And yet, Nature is also a comforter. As Lionel and the small remnant of people traverse the Alps, Lionel and Adrian receive some comfort from Nature: “Nature, or nature’s favourite, this lovely earth, presented her most unrivalled beauties in resplendent and sudden exhibition.…Carried away by wonder, I forgot the death of man, and the living and beloved friend near me….An enthusiastic transport, akin to happiness, burst like a sudden ray from the sun, on our darkened life” (418-419). This sublime aesthetic moment does not actually resolve the problem facing humanity or have a lasting effect on their happiness, and yet this moment allows them to momentarily forget their pain. Soon after this moment and after more deaths in their small party, he writes again, “Nature, true to the last, consoled us in the very heart of misery. Sublime grandeur of outward objects soothed our hapless hearts, and were in harmony with our desolation” (424). In these passages, Nature positively affects those who witness her sublimity, though in one passage she causes people to forget their mourning and in another, she adds majesty to their tragic experiences. However, Nature’s abundance and beauty are also presented as causing further pain. As the seasons pass through the initial years of plague, Lionel portrays nature thus: “Nature was the same, as when she was the kind mother of the human race; now, childless and forlorn, her fertility was a mockery, her loveliness a mask for deformity” (329). While in some passages, this beauty is restorative, this passage describes the beauty as a haunting reminder of her own flourishing amidst human destruction.

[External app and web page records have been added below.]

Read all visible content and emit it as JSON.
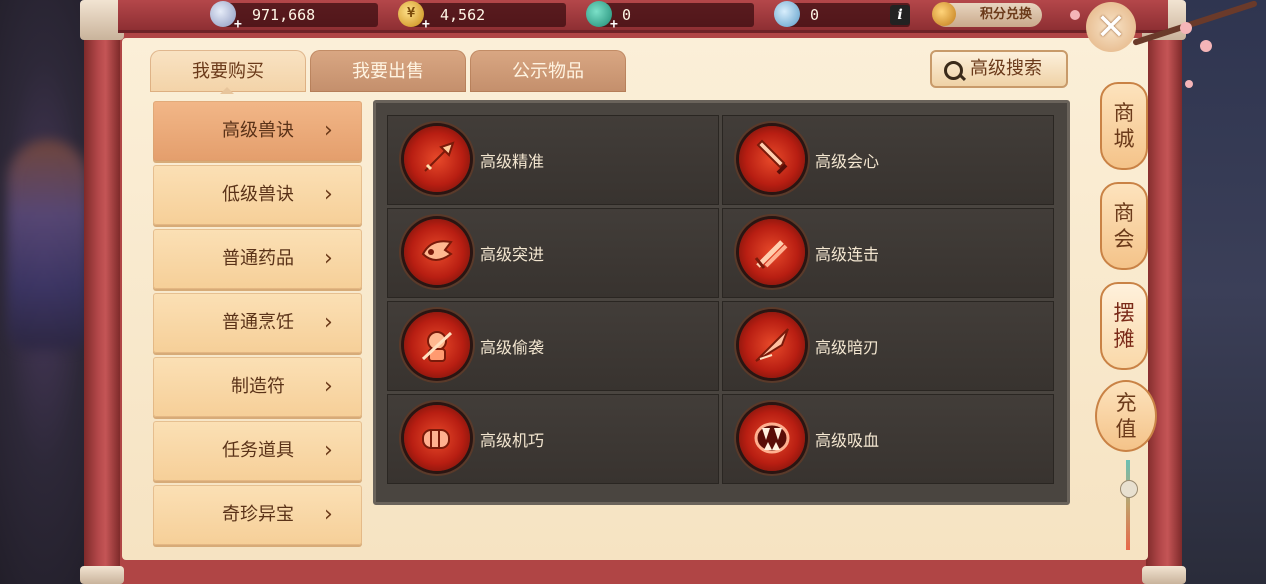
{
  "resources": [
    {
      "name": "silver",
      "value": "971,668",
      "color": "#9aa7c9"
    },
    {
      "name": "gold",
      "value": "4,562",
      "color": "#e9b23a"
    },
    {
      "name": "jade",
      "value": "0",
      "color": "#3ab8a0"
    },
    {
      "name": "fairy",
      "value": "0",
      "color": "#8fc6e8"
    }
  ],
  "info_label": "i",
  "exchange_label": "积分兑换",
  "tabs": [
    {
      "label": "我要购买",
      "active": true
    },
    {
      "label": "我要出售",
      "active": false
    },
    {
      "label": "公示物品",
      "active": false
    }
  ],
  "search_label": "高级搜索",
  "categories": [
    {
      "label": "高级兽诀",
      "active": true
    },
    {
      "label": "低级兽诀",
      "active": false
    },
    {
      "label": "普通药品",
      "active": false
    },
    {
      "label": "普通烹饪",
      "active": false
    },
    {
      "label": "制造符",
      "active": false
    },
    {
      "label": "任务道具",
      "active": false
    },
    {
      "label": "奇珍异宝",
      "active": false
    }
  ],
  "chevron": "›",
  "items": [
    {
      "label": "高级精准",
      "icon": "arrow-icon"
    },
    {
      "label": "高级会心",
      "icon": "sword-icon"
    },
    {
      "label": "高级突进",
      "icon": "charge-icon"
    },
    {
      "label": "高级连击",
      "icon": "combo-icon"
    },
    {
      "label": "高级偷袭",
      "icon": "ambush-icon"
    },
    {
      "label": "高级暗刃",
      "icon": "blade-icon"
    },
    {
      "label": "高级机巧",
      "icon": "fist-icon"
    },
    {
      "label": "高级吸血",
      "icon": "fang-icon"
    }
  ],
  "side_tabs": [
    {
      "label_top": "商",
      "label_bottom": "城"
    },
    {
      "label_top": "商",
      "label_bottom": "会"
    },
    {
      "label_top": "摆",
      "label_bottom": "摊"
    },
    {
      "label_top": "充",
      "label_bottom": "值"
    }
  ],
  "colors": {
    "frame": "#b04545",
    "panel": "#fbefd8",
    "grid": "#4a4540",
    "accent": "#e84a2a"
  }
}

These accounts of Nature’s relationship with humanity are not necessarily incompatible, as humanity’s relationship to nature is complex and consequently presented in seemingly contradictory ways, and much of literature acknowledges this tension. Still, it is unclear what Lionel’s overall view of nature is, especially as this account as depicted as his personal account written in Rome after he becomes the last man on earth (467). He is likely looking back on and re-interpreting his past experiences with Nature in light of his current understanding of what has happened to the human race. Despite witnessing Nature’s destruction of humanity through plague and stormy seas, Lionel, when remembering his encounters of the sublime, still imagines Nature as having the capacity to comfort the very people she has brought destruction upon. Because he views the plague as Nature’s instrument, what does it mean that he rejoices in the sublime even as he has seen firsthand the destruction Nature has caused? Furthermore, how does Lionel’s view of nature relate to the Romantic view of nature? With the autobiographical influences on the characters and interpretations relating to Mary Shelley’s views of Romanticism more broadly at this point her life, how are Shelley and her characters relating to nature?
Shelley, Mary. The Last Man. Oxford UP, 2008.